■ MATERIAL FOR THE TASK:

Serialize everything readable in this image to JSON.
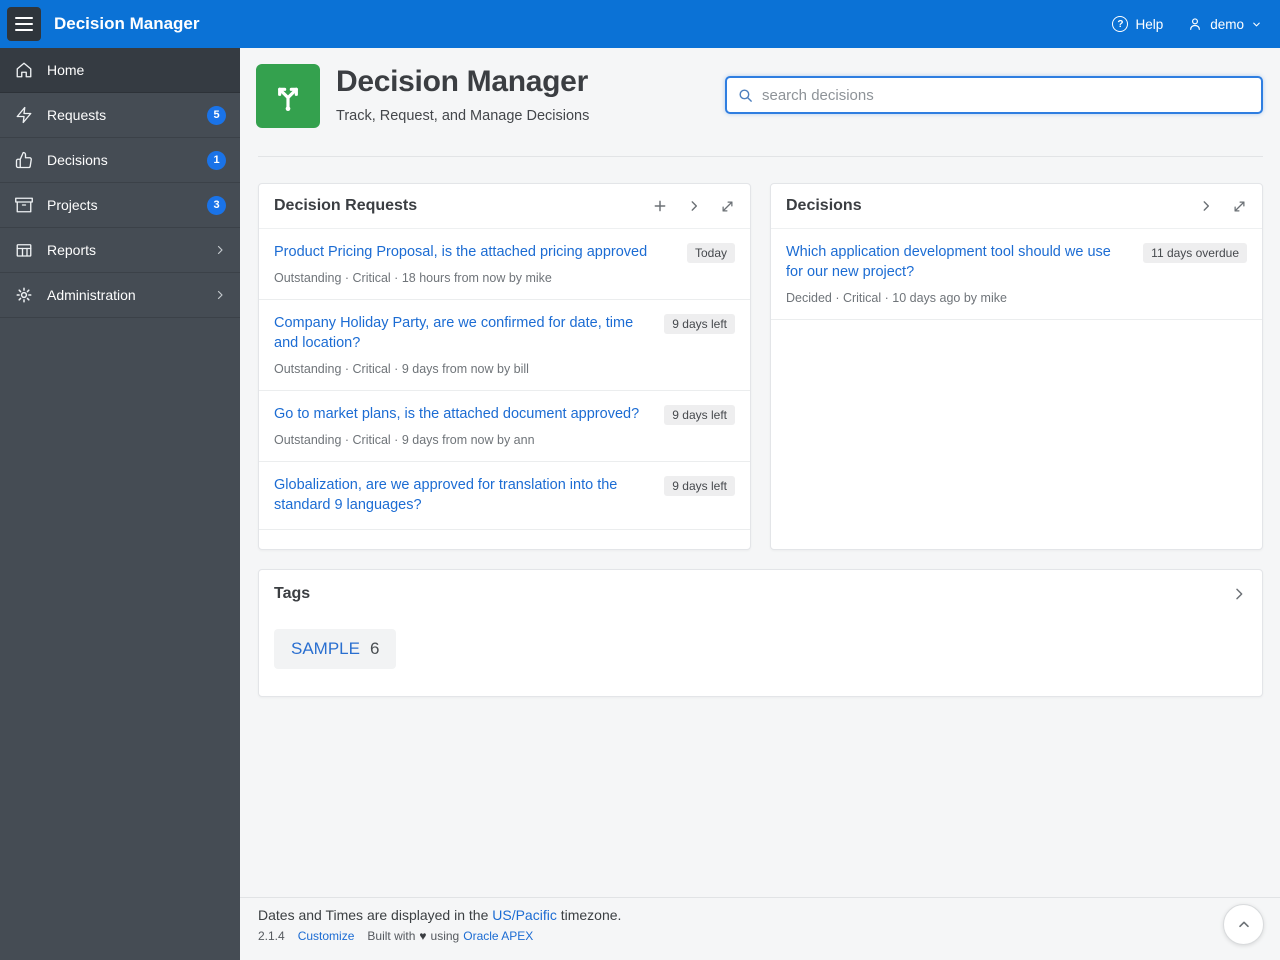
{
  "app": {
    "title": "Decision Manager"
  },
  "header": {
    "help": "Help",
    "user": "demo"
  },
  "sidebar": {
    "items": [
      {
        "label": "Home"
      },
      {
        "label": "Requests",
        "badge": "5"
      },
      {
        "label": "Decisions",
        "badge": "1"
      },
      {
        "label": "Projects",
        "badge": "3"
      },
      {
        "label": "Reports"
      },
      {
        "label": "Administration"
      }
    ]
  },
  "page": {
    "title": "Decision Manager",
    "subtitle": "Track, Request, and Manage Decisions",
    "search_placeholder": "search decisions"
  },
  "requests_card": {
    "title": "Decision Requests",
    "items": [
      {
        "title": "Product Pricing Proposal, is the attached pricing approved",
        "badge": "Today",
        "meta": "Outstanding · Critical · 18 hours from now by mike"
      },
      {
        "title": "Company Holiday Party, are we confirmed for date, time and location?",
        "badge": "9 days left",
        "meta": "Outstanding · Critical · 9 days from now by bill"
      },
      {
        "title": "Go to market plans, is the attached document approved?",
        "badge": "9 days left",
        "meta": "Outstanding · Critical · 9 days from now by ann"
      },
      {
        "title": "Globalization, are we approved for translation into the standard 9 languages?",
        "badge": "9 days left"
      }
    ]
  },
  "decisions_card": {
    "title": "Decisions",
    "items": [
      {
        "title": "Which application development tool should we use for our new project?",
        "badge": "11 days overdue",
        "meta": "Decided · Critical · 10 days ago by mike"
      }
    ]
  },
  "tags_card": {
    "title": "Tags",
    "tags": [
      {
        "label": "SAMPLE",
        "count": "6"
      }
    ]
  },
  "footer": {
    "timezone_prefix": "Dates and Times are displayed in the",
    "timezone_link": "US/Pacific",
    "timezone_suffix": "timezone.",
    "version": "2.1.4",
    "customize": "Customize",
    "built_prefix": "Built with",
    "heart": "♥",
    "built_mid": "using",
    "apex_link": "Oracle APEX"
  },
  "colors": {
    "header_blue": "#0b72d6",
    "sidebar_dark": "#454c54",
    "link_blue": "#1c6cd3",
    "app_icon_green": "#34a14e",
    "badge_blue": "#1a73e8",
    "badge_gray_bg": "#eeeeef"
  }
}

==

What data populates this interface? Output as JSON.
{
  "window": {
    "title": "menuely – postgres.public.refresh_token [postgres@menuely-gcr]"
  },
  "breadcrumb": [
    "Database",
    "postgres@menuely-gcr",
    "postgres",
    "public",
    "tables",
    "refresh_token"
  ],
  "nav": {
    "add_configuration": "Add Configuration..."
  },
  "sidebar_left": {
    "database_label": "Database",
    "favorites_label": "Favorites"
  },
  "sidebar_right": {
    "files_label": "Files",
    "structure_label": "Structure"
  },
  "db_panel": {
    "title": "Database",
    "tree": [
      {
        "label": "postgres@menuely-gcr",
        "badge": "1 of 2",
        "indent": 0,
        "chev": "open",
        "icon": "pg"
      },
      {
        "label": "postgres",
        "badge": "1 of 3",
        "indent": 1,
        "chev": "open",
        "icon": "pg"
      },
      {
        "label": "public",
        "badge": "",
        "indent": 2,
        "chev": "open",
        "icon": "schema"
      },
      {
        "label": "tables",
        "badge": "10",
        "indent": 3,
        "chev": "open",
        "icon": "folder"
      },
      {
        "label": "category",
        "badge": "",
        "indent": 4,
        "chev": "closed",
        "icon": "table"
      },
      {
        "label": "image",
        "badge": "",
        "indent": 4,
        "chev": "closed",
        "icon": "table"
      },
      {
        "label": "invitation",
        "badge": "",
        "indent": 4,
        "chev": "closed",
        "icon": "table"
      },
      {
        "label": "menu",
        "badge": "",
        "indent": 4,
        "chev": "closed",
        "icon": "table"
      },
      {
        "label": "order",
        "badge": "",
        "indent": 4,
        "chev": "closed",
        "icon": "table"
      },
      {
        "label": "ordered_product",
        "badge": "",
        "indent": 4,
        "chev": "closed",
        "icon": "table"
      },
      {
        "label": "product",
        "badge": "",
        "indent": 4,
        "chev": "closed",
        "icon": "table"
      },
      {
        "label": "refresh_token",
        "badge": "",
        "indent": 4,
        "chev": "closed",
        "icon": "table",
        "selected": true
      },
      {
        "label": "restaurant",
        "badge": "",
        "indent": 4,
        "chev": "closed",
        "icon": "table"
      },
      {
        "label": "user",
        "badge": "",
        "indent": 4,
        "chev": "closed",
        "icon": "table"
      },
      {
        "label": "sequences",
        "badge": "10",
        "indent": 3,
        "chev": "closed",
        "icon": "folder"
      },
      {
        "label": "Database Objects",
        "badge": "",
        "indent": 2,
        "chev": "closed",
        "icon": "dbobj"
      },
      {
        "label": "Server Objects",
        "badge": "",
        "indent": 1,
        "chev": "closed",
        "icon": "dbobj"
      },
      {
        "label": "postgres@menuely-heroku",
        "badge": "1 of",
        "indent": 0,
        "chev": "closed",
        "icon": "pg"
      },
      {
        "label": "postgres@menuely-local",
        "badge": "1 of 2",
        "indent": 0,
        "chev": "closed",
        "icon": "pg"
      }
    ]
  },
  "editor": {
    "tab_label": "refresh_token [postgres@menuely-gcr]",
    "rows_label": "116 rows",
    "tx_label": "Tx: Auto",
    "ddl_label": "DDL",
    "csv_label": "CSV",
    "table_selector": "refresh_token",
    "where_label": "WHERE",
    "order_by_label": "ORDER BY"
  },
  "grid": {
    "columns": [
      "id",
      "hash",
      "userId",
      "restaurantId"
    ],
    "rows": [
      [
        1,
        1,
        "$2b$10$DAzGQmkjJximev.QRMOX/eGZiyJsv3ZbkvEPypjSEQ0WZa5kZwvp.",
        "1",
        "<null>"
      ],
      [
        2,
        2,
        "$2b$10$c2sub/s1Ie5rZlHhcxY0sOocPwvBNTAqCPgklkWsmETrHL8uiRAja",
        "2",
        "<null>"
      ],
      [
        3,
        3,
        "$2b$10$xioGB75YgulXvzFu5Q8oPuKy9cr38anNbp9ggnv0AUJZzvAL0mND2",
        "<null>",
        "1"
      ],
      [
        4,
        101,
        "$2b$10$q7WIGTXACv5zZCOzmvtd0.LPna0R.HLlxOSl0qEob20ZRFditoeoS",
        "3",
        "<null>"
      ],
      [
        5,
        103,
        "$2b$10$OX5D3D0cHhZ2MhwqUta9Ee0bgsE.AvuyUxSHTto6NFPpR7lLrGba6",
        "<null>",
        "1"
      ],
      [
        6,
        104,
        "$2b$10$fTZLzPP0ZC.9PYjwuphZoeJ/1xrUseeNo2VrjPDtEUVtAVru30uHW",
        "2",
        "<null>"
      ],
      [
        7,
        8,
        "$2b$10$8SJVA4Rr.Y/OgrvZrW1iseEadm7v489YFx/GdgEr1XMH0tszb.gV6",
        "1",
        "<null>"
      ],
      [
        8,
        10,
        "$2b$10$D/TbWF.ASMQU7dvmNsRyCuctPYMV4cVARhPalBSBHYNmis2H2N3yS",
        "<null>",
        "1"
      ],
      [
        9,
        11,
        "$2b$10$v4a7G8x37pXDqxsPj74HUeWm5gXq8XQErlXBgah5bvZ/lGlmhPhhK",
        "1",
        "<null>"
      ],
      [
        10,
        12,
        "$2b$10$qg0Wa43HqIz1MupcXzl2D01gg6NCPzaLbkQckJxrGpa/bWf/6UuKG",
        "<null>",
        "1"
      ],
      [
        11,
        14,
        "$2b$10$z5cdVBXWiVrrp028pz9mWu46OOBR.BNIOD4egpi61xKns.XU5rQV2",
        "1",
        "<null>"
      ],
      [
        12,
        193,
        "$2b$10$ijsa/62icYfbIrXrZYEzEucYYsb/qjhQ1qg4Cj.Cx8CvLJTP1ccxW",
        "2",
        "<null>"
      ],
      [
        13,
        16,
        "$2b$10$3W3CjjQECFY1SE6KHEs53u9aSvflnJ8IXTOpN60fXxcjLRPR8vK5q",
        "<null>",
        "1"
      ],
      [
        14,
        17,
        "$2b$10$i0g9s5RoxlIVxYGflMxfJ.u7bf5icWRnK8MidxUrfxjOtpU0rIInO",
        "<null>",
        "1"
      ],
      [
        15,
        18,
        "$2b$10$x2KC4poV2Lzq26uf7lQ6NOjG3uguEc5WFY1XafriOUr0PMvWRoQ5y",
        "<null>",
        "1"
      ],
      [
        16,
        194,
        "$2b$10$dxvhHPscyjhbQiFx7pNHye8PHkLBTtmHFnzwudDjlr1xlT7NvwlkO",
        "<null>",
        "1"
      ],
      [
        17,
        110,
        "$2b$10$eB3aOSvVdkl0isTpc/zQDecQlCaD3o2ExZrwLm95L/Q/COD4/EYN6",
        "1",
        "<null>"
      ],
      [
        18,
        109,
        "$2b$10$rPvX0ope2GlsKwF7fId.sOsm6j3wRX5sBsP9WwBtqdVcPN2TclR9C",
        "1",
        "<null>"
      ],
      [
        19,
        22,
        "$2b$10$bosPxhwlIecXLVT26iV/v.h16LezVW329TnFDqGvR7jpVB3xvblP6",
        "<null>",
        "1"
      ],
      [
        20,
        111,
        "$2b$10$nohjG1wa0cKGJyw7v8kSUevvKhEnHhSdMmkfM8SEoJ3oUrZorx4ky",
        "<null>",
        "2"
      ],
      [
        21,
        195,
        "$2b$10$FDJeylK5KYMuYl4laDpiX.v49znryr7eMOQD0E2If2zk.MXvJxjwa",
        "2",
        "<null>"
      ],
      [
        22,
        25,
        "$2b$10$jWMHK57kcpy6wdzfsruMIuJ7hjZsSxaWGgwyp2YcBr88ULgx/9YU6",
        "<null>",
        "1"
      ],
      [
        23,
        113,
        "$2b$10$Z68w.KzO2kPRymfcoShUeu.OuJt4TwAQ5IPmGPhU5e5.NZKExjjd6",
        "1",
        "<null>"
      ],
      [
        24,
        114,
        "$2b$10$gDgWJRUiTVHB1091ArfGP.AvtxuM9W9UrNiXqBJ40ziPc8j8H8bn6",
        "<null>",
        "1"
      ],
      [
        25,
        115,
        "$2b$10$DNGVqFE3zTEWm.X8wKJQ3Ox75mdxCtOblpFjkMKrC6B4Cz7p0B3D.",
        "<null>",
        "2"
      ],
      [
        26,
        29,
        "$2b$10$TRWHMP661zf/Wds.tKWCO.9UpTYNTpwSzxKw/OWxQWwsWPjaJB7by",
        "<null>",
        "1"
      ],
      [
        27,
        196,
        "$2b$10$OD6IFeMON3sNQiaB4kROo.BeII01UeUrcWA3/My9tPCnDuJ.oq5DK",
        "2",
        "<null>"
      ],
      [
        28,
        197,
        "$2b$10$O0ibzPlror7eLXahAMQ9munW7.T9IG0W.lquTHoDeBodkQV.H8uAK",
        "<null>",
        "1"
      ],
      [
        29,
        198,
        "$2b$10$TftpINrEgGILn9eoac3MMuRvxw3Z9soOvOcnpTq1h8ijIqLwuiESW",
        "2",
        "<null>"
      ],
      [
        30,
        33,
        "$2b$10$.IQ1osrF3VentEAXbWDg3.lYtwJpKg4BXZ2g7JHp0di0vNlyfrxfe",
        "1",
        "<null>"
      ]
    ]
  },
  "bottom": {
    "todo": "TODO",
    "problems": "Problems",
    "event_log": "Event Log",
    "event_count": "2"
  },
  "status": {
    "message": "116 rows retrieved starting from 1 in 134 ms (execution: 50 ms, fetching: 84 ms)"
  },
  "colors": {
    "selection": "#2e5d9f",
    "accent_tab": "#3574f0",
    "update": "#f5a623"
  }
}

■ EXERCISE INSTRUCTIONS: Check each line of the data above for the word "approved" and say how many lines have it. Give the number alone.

■ ANSWER SPACE: 3